Question. State what you know of the order to General Van Cleve to attack the enemy on Sunday morning?
Answer. General Rosecrans, in General Crittenden's presence, ordered me to ride rapidly to General Van Cleve, and tell him to form his command in double column, move toward the front in the direction of a certain tree pointed out to me, pass to the first interval he could find near there, but not deploy until near the enemy, and then to do it with great rapidity. General Crittenden repeated the order to me. i gave it to General Van Cleve, rode back and reported to Generals Crittenden and Rosecrans. Shortly after the brigade started I joined General Crittenden, and found him near General Van Cleve's new position.
Lieutenant H. C. CUSHING, Fourth U. S. Artillery, duly sworn, says to questions
By General CRITTENDEN:
Question. Were you with your battery on the 20th September, when the disaster occurred on our right and center; how long did the batteries remain in this position holding back the enemy, and what were the casualties in these batteries?
Answer. Yes; the batteries remained there not quite three-quarters of an hour, and the loss in my own battery was 8 horses killed and wounded; 1 man killed and 4 wounded; that is all I can remember. There my have been more. I do not know the losses in the other batteries, but I know they were quite heavy. Captain Stevens, of the Pennsylvania battery, was killed,and 1 or 2 officers were wounded.
The Court adjourned to meet at 10 o'clock on 16th instant in the council room on corner of Jefferson and Sixth streets.
FEBRUARY 16, 1864.
The Court met pursuant to adjournment.
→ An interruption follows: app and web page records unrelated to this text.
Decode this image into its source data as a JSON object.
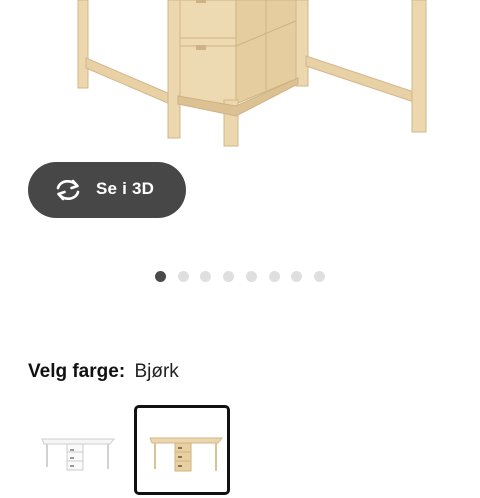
{
  "product": {
    "image_icon": "drop-leaf-table-with-drawers-birch"
  },
  "view_3d": {
    "label": "Se i 3D",
    "icon": "rotate-arrows-icon",
    "color": "#474747"
  },
  "carousel": {
    "total": 8,
    "active_index": 0
  },
  "color_picker": {
    "prefix": "Velg farge:",
    "selected_value": "Bjørk",
    "options": [
      {
        "icon": "white-table-thumbnail",
        "selected": false
      },
      {
        "icon": "birch-table-thumbnail",
        "selected": true
      }
    ]
  },
  "colors": {
    "birch": "#e9d3a8",
    "birch_dark": "#d6b988",
    "white": "#f4f4f4"
  }
}
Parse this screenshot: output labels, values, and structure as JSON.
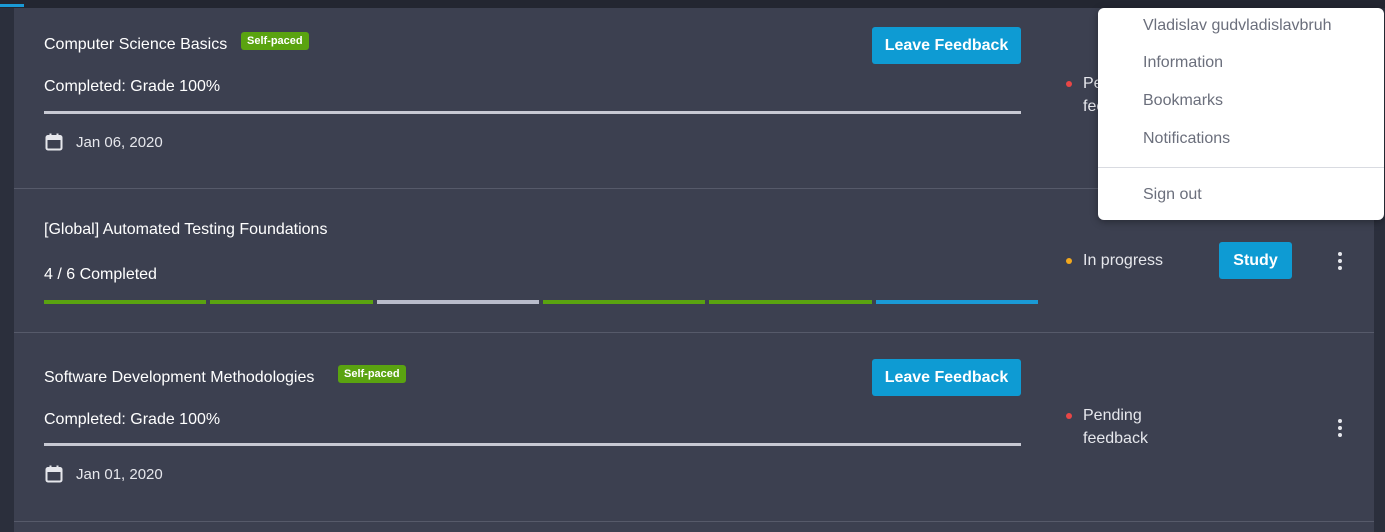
{
  "colors": {
    "accent": "#0e9bd3",
    "self_paced_badge": "#5aa310",
    "status_pending": "#e84646",
    "status_in_progress": "#f2a81d",
    "segment_completed": "#5aa310",
    "segment_pending": "#b9bccb",
    "segment_current": "#1a9ad6"
  },
  "courses": [
    {
      "title": "Computer Science Basics",
      "badge": "Self-paced",
      "progress_text": "Completed: Grade 100%",
      "date": "Jan 06, 2020",
      "action_label": "Leave Feedback",
      "status": "Pe\nfee",
      "date_icon": "calendar-icon"
    },
    {
      "title": "[Global] Automated Testing Foundations",
      "progress_text": "4 / 6 Completed",
      "segments": [
        "completed",
        "completed",
        "pending",
        "completed",
        "completed",
        "current"
      ],
      "status": "In progress",
      "action_label": "Study",
      "menu_icon": "more-vertical-icon"
    },
    {
      "title": "Software Development Methodologies",
      "badge": "Self-paced",
      "progress_text": "Completed: Grade 100%",
      "date": "Jan 01, 2020",
      "action_label": "Leave Feedback",
      "status": "Pending\nfeedback",
      "date_icon": "calendar-icon",
      "menu_icon": "more-vertical-icon"
    }
  ],
  "user_menu": {
    "items": [
      "Vladislav gudvladislavbruh",
      "Information",
      "Bookmarks",
      "Notifications"
    ],
    "sign_out": "Sign out"
  }
}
Present, Major-Generals Hunter and Cadwalader, Brigadier-General Wadsworth, and Colonel Schriver, recorder, and Major-General Crittenden.
The proceeding of the fourteenth day were and approved.
On the application of General Crittenden, the following testimony of Captain R. S. Thomas, aide-de-camp to General Rosecrans, given in General Negley's case on the sixth day, to avoid recalling the witness, who is at a distant station, was ordered to be inserted in General Crittenden's record:
"Question. Did or did you not convey an order from General Rosecrans early on the morning of the 20th for General Wood to relieve General Negley?
"Answer. Yes; I was directed by General Rosecrans to order General Crittenden to relieve General Negley by Wood's division. I found General Wood's division marching into the position which General Negley's reserve brigade had occupied. General Wood was not which them when I first arrived at the division. I told Colonel Harker, who commanded a brigade, that the division was to relieve Negley's, and asked him where Crittenden or Wood was. He told me the direction Wood was. I went to him, and gave him the order, and told him I would tell General Crittenden what I had done. The next time I was sent to Wood directly, to tell him to relieve General Negley at once. He said he did not know the exact position of Negley's troops. I pointed out Major Lowrie,and told him he was an officer of General Negley's staff, who could show him where they were. I told him I had just passed Captain Johnson on the hill, another staff officer of General Negley's, who could also point out the position of Negley. He sent an aide after each officer."
The Court adjourned to meet at 10 o'clock on the 17th February.